Brief
Which lines of the data contain the string "approvers"? Copy every one.

Extracted information
☆ ☆ ☆ ☆ ☆ ☆ ☆

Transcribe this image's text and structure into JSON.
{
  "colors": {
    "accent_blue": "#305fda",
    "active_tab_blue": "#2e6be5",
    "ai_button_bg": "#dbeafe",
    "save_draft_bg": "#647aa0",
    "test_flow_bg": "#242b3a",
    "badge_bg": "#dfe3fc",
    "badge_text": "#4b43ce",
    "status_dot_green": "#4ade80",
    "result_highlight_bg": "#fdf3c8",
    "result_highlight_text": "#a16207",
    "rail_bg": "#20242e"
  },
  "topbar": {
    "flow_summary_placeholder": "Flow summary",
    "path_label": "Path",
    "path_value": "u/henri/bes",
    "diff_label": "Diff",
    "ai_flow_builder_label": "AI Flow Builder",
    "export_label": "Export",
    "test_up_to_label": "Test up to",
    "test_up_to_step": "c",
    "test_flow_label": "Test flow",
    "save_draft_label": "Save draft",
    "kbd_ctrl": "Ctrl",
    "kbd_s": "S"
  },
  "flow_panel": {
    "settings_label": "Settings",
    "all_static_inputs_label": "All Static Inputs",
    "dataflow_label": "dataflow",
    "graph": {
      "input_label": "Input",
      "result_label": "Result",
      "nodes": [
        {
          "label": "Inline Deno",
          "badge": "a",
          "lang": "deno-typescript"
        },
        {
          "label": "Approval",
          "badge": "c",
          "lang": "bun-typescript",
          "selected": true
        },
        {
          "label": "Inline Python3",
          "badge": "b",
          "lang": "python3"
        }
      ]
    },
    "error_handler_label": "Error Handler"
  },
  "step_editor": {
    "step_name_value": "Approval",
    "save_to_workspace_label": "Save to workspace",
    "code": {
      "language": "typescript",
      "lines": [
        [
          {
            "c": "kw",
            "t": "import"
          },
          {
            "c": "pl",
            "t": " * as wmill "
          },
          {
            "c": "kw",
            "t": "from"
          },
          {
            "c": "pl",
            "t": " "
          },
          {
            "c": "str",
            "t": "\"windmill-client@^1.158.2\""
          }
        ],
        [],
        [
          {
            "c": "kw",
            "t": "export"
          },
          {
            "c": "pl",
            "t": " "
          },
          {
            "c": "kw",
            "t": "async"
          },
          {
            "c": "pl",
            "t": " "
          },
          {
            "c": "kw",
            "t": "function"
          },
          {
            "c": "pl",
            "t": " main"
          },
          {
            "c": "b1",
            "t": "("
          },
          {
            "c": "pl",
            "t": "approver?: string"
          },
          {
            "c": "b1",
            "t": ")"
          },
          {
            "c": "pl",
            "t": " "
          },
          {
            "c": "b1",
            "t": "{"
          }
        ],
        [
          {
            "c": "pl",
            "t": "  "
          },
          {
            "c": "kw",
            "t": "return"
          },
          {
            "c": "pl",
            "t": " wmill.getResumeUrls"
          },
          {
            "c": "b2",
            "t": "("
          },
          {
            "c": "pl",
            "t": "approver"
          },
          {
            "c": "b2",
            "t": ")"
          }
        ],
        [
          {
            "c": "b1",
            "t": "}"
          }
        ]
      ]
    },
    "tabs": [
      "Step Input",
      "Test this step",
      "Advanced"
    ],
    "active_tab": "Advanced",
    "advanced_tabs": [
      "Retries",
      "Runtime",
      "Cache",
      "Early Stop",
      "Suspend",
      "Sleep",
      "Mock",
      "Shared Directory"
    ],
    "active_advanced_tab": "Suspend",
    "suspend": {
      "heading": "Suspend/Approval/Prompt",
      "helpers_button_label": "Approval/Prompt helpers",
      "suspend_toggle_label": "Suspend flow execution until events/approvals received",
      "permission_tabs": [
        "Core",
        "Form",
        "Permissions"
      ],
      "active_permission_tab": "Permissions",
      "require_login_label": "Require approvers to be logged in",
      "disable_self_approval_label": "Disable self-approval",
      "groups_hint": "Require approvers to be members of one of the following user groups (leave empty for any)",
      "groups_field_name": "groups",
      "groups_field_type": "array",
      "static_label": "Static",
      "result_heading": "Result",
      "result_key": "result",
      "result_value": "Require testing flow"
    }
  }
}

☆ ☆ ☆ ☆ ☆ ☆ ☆

Response to this task
      "require_login_label": "Require approvers to be logged in",
      "groups_hint": "Require approvers to be members of one of the following user groups (leave empty for any)",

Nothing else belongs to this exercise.